Oftedahl, C., 1957. Igneous rock complex of the Oslo region. XV. Origin of composite dikes. Skrift. Det Norske Acad. Oslo, I. Mat.-Nat. Kl. No. 2, 117.Google Scholar
Rao, M. S., 1958. Composite and multiple intrusions of Lamalsh-Whiting Bay region, Arran. Geol. Mag., 95, 265280.Google Scholar
Thornton, C. P. and Tuttle, O. F., 1956. Applications of the Differentiation Index to petrologic problems (Abstr.). Bull. Geol. Soc. Amer., 67, 17381739.Google Scholar
Tilley, C. E., 1922. Density, refractivity and composition relations of some natural glasses. Miner. Mag., 19, 275294.Google Scholar
Tuttle, O. F., 1949. Two pressure vessels for silicate-water studies. Bull. Geol. Soc. Amer., 60, 17271729.CrossRefGoogle Scholar
Tuttle, O. F. and Bowen, N. L., 1958. Origin of granite in the light of experimental studies in the system NaAlSi3O8–KAlSi3O8–SiO2–H2O. Geol. Soc. Amer. Mem., 74.Google Scholar
Tuttle, O. F. and England, J. L., 1955. A preliminary report on the system SiO2-H2O. Bull. Geol. Soc. Amer., 66, 149152.CrossRefGoogle Scholar

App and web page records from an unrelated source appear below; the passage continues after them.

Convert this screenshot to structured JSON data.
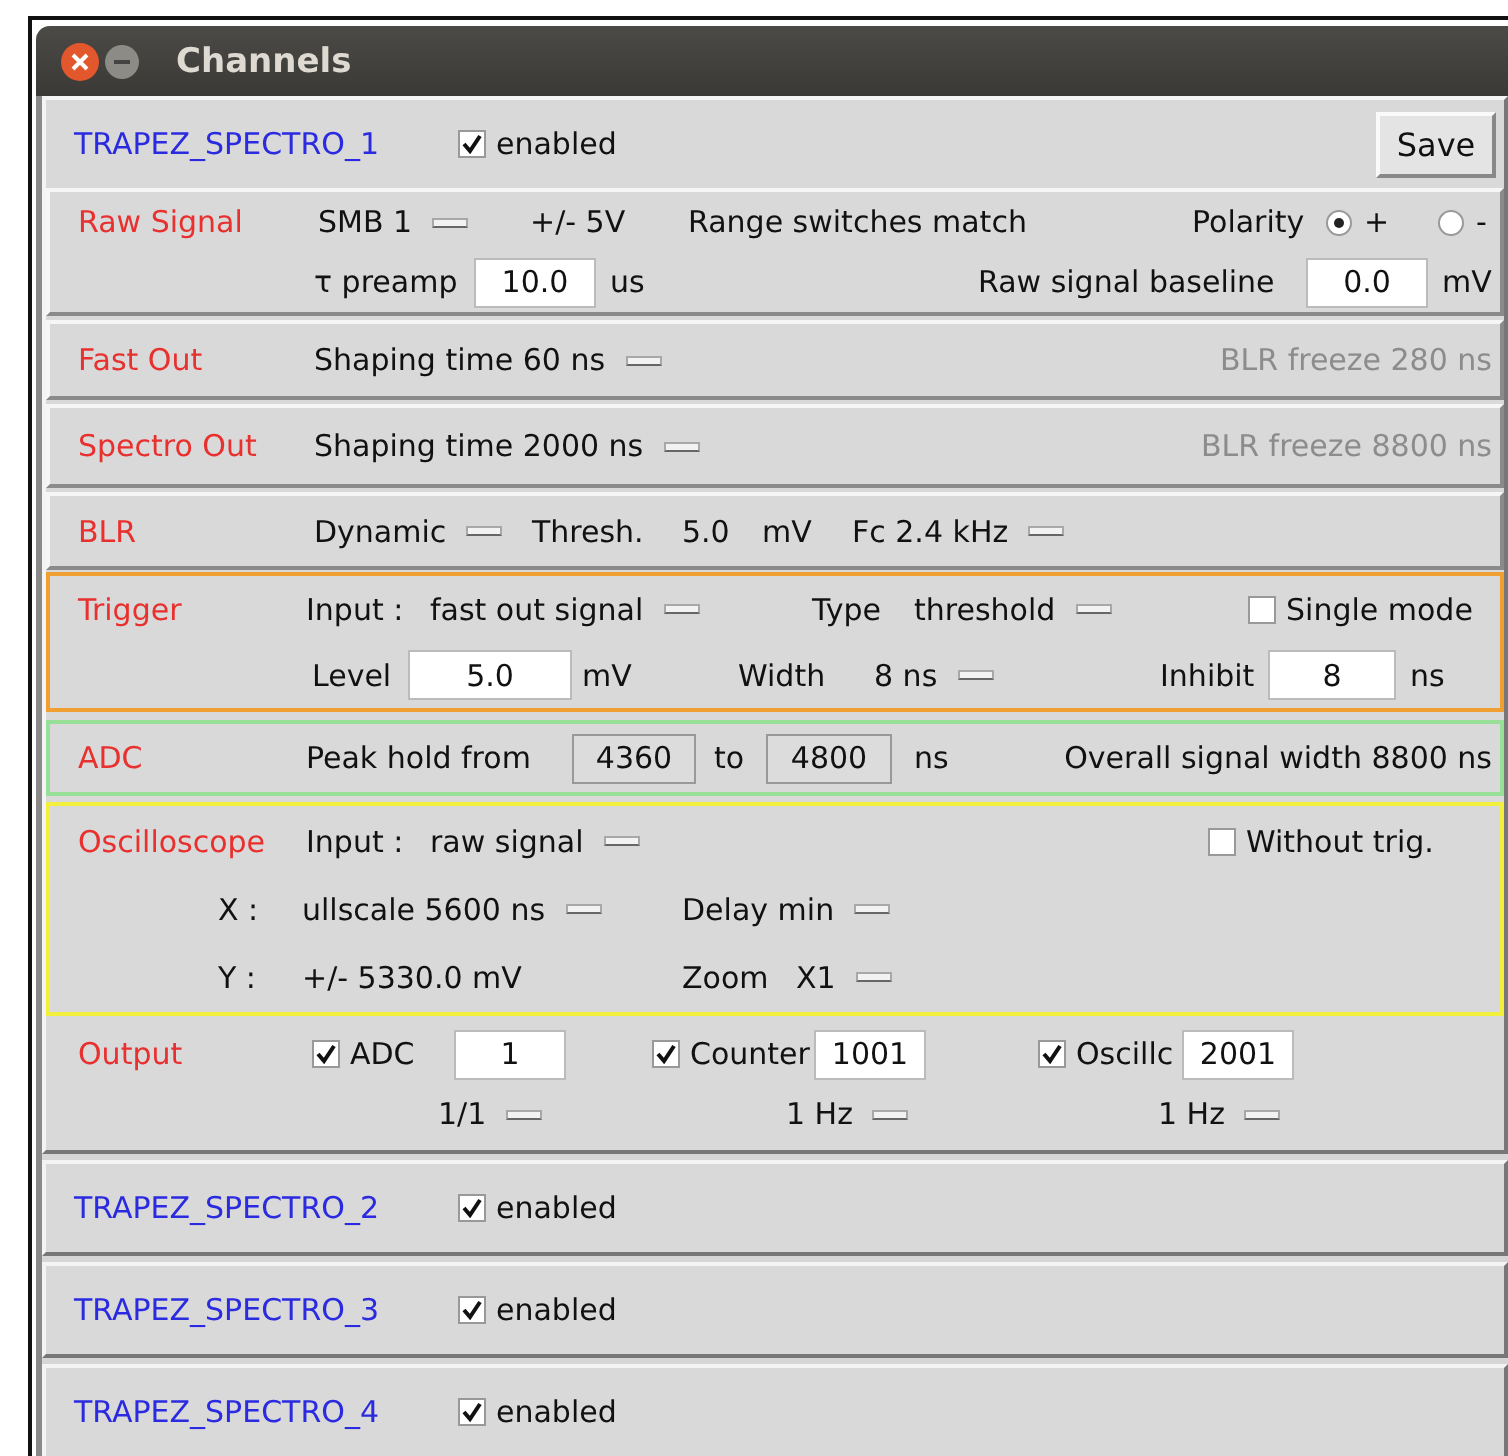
{
  "window": {
    "title": "Channels"
  },
  "channels": [
    {
      "name": "TRAPEZ_SPECTRO_1",
      "enabled": true,
      "enabled_label": "enabled",
      "save_button": "Save",
      "sections": [
        {
          "label": "Raw Signal",
          "kind": "raised",
          "lines": [
            {
              "items": [
                {
                  "kind": "menu",
                  "text": "SMB 1"
                },
                {
                  "kind": "text",
                  "text": "+/- 5V"
                },
                {
                  "kind": "text",
                  "text": "Range switches match"
                },
                {
                  "kind": "text",
                  "text": "Polarity"
                },
                {
                  "kind": "radio",
                  "text": "+",
                  "selected": true
                },
                {
                  "kind": "radio",
                  "text": "-",
                  "selected": false
                }
              ]
            },
            {
              "items": [
                {
                  "kind": "text",
                  "text": "τ preamp"
                },
                {
                  "kind": "field",
                  "value": "10.0"
                },
                {
                  "kind": "text",
                  "text": "us"
                },
                {
                  "kind": "text",
                  "text": "Raw signal baseline"
                },
                {
                  "kind": "field",
                  "value": "0.0"
                },
                {
                  "kind": "text",
                  "text": "mV"
                }
              ]
            }
          ]
        },
        {
          "label": "Fast Out",
          "kind": "raised",
          "lines": [
            {
              "items": [
                {
                  "kind": "menu",
                  "text": "Shaping time 60 ns"
                },
                {
                  "kind": "disabled_text",
                  "text": "BLR freeze 280 ns"
                }
              ]
            }
          ]
        },
        {
          "label": "Spectro Out",
          "kind": "raised",
          "lines": [
            {
              "items": [
                {
                  "kind": "menu",
                  "text": "Shaping time 2000 ns"
                },
                {
                  "kind": "disabled_text",
                  "text": "BLR freeze 8800 ns"
                }
              ]
            }
          ]
        },
        {
          "label": "BLR",
          "kind": "raised",
          "lines": [
            {
              "items": [
                {
                  "kind": "menu",
                  "text": "Dynamic"
                },
                {
                  "kind": "text",
                  "text": "Thresh."
                },
                {
                  "kind": "text",
                  "text": "5.0"
                },
                {
                  "kind": "text",
                  "text": "mV"
                },
                {
                  "kind": "menu",
                  "text": "Fc 2.4 kHz"
                }
              ]
            }
          ]
        },
        {
          "label": "Trigger",
          "kind": "framed",
          "color": "#f0a030",
          "lines": [
            {
              "items": [
                {
                  "kind": "text",
                  "text": "Input :"
                },
                {
                  "kind": "menu",
                  "text": "fast out signal"
                },
                {
                  "kind": "text",
                  "text": "Type"
                },
                {
                  "kind": "menu",
                  "text": "threshold"
                },
                {
                  "kind": "check",
                  "text": "Single mode",
                  "checked": false
                }
              ]
            },
            {
              "items": [
                {
                  "kind": "text",
                  "text": "Level"
                },
                {
                  "kind": "field",
                  "value": "5.0"
                },
                {
                  "kind": "text",
                  "text": "mV"
                },
                {
                  "kind": "text",
                  "text": "Width"
                },
                {
                  "kind": "menu",
                  "text": "8 ns"
                },
                {
                  "kind": "text",
                  "text": "Inhibit"
                },
                {
                  "kind": "field",
                  "value": "8"
                },
                {
                  "kind": "text",
                  "text": "ns"
                }
              ]
            }
          ]
        },
        {
          "label": "ADC",
          "kind": "framed",
          "color": "#98e098",
          "lines": [
            {
              "items": [
                {
                  "kind": "text",
                  "text": "Peak hold from"
                },
                {
                  "kind": "readonly_field",
                  "value": "4360"
                },
                {
                  "kind": "text",
                  "text": "to"
                },
                {
                  "kind": "readonly_field",
                  "value": "4800"
                },
                {
                  "kind": "text",
                  "text": "ns"
                },
                {
                  "kind": "text",
                  "text": "Overall signal width 8800 ns"
                }
              ]
            }
          ]
        },
        {
          "label": "Oscilloscope",
          "kind": "framed",
          "color": "#f2f03c",
          "lines": [
            {
              "items": [
                {
                  "kind": "text",
                  "text": "Input :"
                },
                {
                  "kind": "menu",
                  "text": "raw signal"
                },
                {
                  "kind": "check",
                  "text": "Without trig.",
                  "checked": false
                }
              ]
            },
            {
              "items": [
                {
                  "kind": "text",
                  "text": "X :"
                },
                {
                  "kind": "menu",
                  "text": "ullscale 5600 ns"
                },
                {
                  "kind": "menu",
                  "text": "Delay min"
                }
              ]
            },
            {
              "items": [
                {
                  "kind": "text",
                  "text": "Y :"
                },
                {
                  "kind": "text",
                  "text": "+/- 5330.0 mV"
                },
                {
                  "kind": "text",
                  "text": "Zoom"
                },
                {
                  "kind": "menu",
                  "text": "X1"
                }
              ]
            }
          ]
        },
        {
          "label": "Output",
          "kind": "plain",
          "lines": [
            {
              "items": [
                {
                  "kind": "check",
                  "text": "ADC",
                  "checked": true
                },
                {
                  "kind": "field",
                  "value": "1"
                },
                {
                  "kind": "check",
                  "text": "Counter",
                  "checked": true
                },
                {
                  "kind": "field",
                  "value": "1001"
                },
                {
                  "kind": "check",
                  "text": "Oscillc",
                  "checked": true
                },
                {
                  "kind": "field",
                  "value": "2001"
                }
              ]
            },
            {
              "items": [
                {
                  "kind": "menu",
                  "text": "1/1"
                },
                {
                  "kind": "menu",
                  "text": "1 Hz"
                },
                {
                  "kind": "menu",
                  "text": "1 Hz"
                }
              ]
            }
          ]
        }
      ]
    },
    {
      "name": "TRAPEZ_SPECTRO_2",
      "enabled": true,
      "enabled_label": "enabled"
    },
    {
      "name": "TRAPEZ_SPECTRO_3",
      "enabled": true,
      "enabled_label": "enabled"
    },
    {
      "name": "TRAPEZ_SPECTRO_4",
      "enabled": true,
      "enabled_label": "enabled"
    }
  ]
}
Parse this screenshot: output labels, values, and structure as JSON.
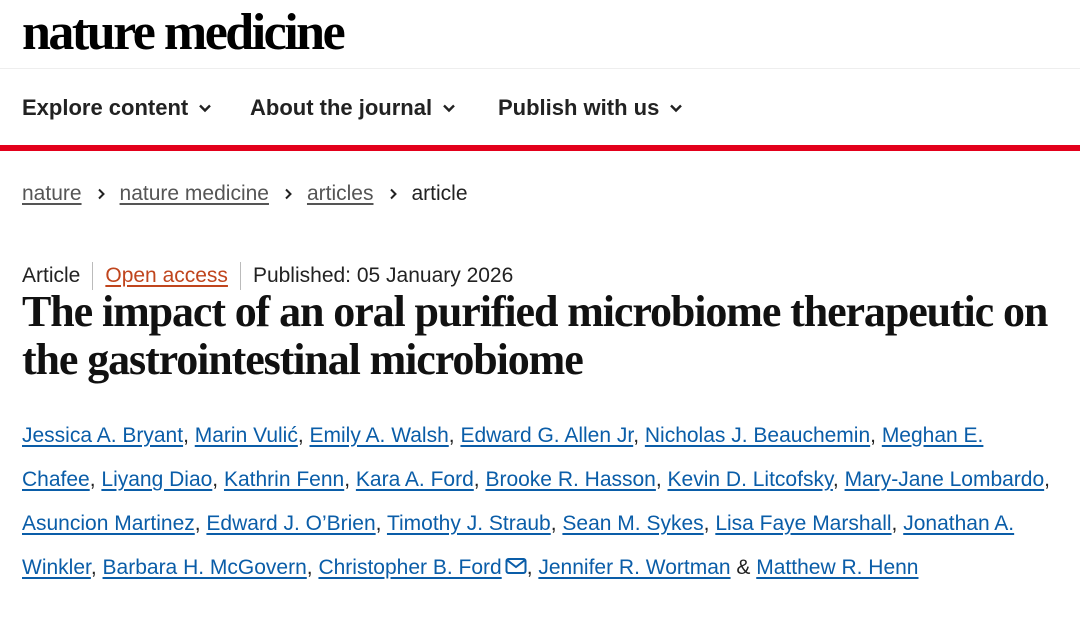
{
  "brand": {
    "logo_text": "nature medicine"
  },
  "nav": {
    "items": [
      {
        "label": "Explore content"
      },
      {
        "label": "About the journal"
      },
      {
        "label": "Publish with us"
      }
    ]
  },
  "breadcrumb": {
    "items": [
      {
        "label": "nature"
      },
      {
        "label": "nature medicine"
      },
      {
        "label": "articles"
      },
      {
        "label": "article"
      }
    ]
  },
  "article": {
    "type": "Article",
    "access": "Open access",
    "published": "Published: 05 January 2026",
    "title": "The impact of an oral purified microbiome therapeutic on the gastrointestinal microbiome",
    "authors": [
      "Jessica A. Bryant",
      "Marin Vulić",
      "Emily A. Walsh",
      "Edward G. Allen Jr",
      "Nicholas J. Beauchemin",
      "Meghan E. Chafee",
      "Liyang Diao",
      "Kathrin Fenn",
      "Kara A. Ford",
      "Brooke R. Hasson",
      "Kevin D. Litcofsky",
      "Mary-Jane Lombardo",
      "Asuncion Martinez",
      "Edward J. O’Brien",
      "Timothy J. Straub",
      "Sean M. Sykes",
      "Lisa Faye Marshall",
      "Jonathan A. Winkler",
      "Barbara H. McGovern",
      "Christopher B. Ford",
      "Jennifer R. Wortman",
      "Matthew R. Henn"
    ],
    "author_separator": ", ",
    "final_conjunction": " & ",
    "corresponding_author_icon": "mail-icon"
  },
  "colors": {
    "accent_red": "#e3001b",
    "link_blue": "#0a5da8",
    "open_access_orange": "#c0451d"
  }
}
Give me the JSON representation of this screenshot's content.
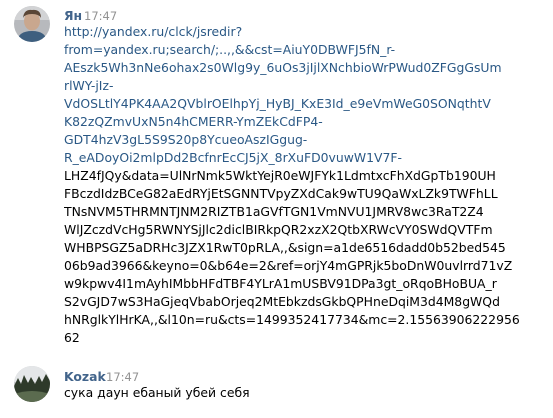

Winkler, H. G. F., 1957. Experimented Gesteinsmetamorphose—I. Hydrothermale Metamorphose Karbonatfreier Tone. Geochim. Acta., 13, 4269.CrossRefGoogle Scholar
Winkler, H. G. F. and von Platen, H., 1958. Experimentelle Gesteinsmetamorphose—II. Bildung von anatektischen granitischen Schmelzen bei der Metamorphose von NaCl-führenden kalkfreien Tonen. Geochim. Acta., 15,91112.CrossRefGoogle Scholar
Winkler, H. G. F. 1960. Experimentelle Gesteinsmetamorphose—III. Anatektische Ultrametamorphose Kalkhaltiger Tonen. Geochim. Acta., 18, 294316.CrossRefGoogle Scholar
Wyllie, P. J., 1959. Microscopic cordierite in fused Torridonian arkose. Amer. Miner., 44, 10391046.Google Scholar
Wyllie, P. J. and Tuttle, O. F., 1958. Hydrothermal experiments on the melting temperatures of shales. (Abstr.) Trans. Amer. Geophys. Union, 39, 537.Google Scholar
Wyllie, P. J. 1960 a. The system CaO–CO2–H2O and its bearing on the origin of carbonatites. Journ. Petrology, 1, 146.CrossRefGoogle Scholar
Wyllie, P. J. 1960 b. Melting in the earth's crust. Proceedings of 21st Inter. Geol. Congress, Copenhagen. Part XVIII, 227–235.Google Scholar
Yoder, H. S. and Tilley, C. E., 1956. Natural tholeiite basalt-water system. Carnegie Inst. Washington, Year Book No. 55, 169171.Google Scholar
Wyart, J., and Sabatier, G., 1959. Transformation des sediments pelitiques a 800° C. sous une pression d'eau de 1800 bars et granitisation. Bull. Soc. franc. Min. Crist., 82, 201210.Google Scholar